If conservatism were winning, does anyone doubt that Romney would be running as a conservative? Yet unlike Ronald Reagan and Barry Goldwater, Romney is offering an echo, not a choice. His strategy at the end is to try to sneak into the White House on a chorus of me-too’s.
The right is going along because its partisans know Romney has no other option. This, too, is an acknowledgment of defeat, a recognition that the grand ideological experiment heralded by the rise of the tea party has gained no traction. It also means that conservatives don’t believe that Romney really believes the moderate mush he’s putting forward now. Not to put too fine a point on it, but if the conservatives are forgiving Romney because they think he is lying, what should the rest of us think?
Almost all of the analysis of Romney’s highly public burning of the right’s catechism focuses on such tactical issues as whether his betrayal of principle will help him win over middle-of-the-road women and carry Ohio. What should engage us more is that a movement that won the 2010 elections with a bang is trying to triumph just two years later on the basis of a whimper.
It turns out that there was no profound ideological conversion of the country two years ago. We remain the same moderate and practical country we have long been. In 2010, voters were upset about the economy, Democrats were demobilized, and President Obama wasn’t yet ready to fight. All the conservatives have left now is economic unease. So they don’t care what Romney says. They are happy to march under a false flag if that is the price of capturing power.
The total rout of the right’s ideology, particularly its neoconservative brand, was visible in Monday’s debate, in which Romney praised one Obama foreign policy initiative after another. He calmly abandoned much of what he had said during the previous 18 months. Gone were the hawkish assaults on Obama’s approach to Iraq, Iran, Afghanistan, Israel, China and nearly everywhere else. Romney was all about “peace.”
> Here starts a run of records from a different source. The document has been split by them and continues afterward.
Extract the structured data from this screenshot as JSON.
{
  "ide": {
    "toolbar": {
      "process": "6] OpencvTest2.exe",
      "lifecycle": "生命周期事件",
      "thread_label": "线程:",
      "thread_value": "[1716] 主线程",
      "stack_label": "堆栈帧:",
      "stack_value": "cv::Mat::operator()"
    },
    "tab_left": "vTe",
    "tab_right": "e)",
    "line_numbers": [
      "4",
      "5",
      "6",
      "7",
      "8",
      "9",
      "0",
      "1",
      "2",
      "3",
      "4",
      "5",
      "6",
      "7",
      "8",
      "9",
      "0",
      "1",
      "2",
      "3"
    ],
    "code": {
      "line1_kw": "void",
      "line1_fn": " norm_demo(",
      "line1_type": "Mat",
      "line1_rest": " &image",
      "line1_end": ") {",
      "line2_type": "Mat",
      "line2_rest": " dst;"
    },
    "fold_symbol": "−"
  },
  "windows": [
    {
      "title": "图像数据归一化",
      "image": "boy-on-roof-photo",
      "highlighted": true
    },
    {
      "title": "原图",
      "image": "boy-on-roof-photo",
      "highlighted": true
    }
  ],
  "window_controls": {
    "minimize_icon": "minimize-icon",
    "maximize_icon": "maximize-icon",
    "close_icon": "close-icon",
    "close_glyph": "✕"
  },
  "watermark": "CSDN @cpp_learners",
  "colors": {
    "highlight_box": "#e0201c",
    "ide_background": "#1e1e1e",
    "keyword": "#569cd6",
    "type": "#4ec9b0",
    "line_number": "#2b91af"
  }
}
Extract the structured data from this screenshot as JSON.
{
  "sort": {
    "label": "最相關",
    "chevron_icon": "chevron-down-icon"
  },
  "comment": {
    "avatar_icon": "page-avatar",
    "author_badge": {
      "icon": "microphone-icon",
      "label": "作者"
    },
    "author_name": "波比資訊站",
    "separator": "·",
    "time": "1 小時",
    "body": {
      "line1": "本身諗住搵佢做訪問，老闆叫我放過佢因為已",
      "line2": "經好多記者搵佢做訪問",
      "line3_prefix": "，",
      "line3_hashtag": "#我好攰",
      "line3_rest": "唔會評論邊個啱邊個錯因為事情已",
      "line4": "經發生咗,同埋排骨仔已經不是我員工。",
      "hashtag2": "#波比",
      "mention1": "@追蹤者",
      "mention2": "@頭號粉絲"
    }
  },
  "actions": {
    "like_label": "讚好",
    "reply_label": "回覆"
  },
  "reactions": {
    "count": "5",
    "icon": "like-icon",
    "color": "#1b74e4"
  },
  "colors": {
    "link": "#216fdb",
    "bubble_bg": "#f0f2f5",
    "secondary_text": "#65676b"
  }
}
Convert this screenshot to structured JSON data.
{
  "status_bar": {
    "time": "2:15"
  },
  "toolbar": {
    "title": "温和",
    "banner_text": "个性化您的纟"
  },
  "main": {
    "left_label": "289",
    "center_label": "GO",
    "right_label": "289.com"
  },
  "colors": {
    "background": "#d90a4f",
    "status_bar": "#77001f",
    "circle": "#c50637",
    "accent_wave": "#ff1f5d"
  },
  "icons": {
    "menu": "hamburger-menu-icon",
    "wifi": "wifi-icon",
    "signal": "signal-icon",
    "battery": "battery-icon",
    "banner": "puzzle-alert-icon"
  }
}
Romney’s most revealing line: “We don’t want another Iraq.” Thus did he bury without ceremony the great Bush-Cheney project. He renounced a war he had once supported with vehemence and enthusiasm.
Then there’s budget policy. If the Romney/Paul Ryan budget and tax ideas were so popular, why would the candidate and his sidekick, the one-time devotee of Ayn Rand, be investing so much energy in hiding the most important details of their plans? For that matter, why would Ryan feel obligated to forsake his love for Rand, the proud philosopher of “the virtue of selfishness” and the thinker he once said had inspired his public service?
Romney knows that, by substantial margins, the country favors raising taxes on the rich and opposes slashing many government programs, including Medicare and Social Security. Since Romney’s actual plan calls for cutting taxes on the rich, he has to disguise the fact. Where is the conviction?
The biggest sign that tea party thinking is dead is Romney’s straight-out deception about his past position on the rescue of the auto industry.
The bailout was the least popular policy Obama pursued — and, I’d argue, one of the most successful. It was Exhibit A for tea partyers who accused our moderately progressive president of being a socialist. In late 2008, one prominent Republican claimed that if the bailout the Detroit-based automakers sought went through, “you can kiss the American automotive industry good-bye.” The car companies, he said, would “seal their fate with a bailout check.” This would be the same Mitt Romney who tried to pretend on Monday that he never said what he said or thought what he thought. If the bailout is now good politics, and it is, then free-market fundamentalism has collapsed in a heap.
“Ideas have consequences” is one of the conservative movement’s most honored slogans. That the conservatives’ standard-bearer is now trying to escape the consequences of their ideas tells us all we need to know about who is winning the philosophical battle — and, because ideas do matter, who will win the election.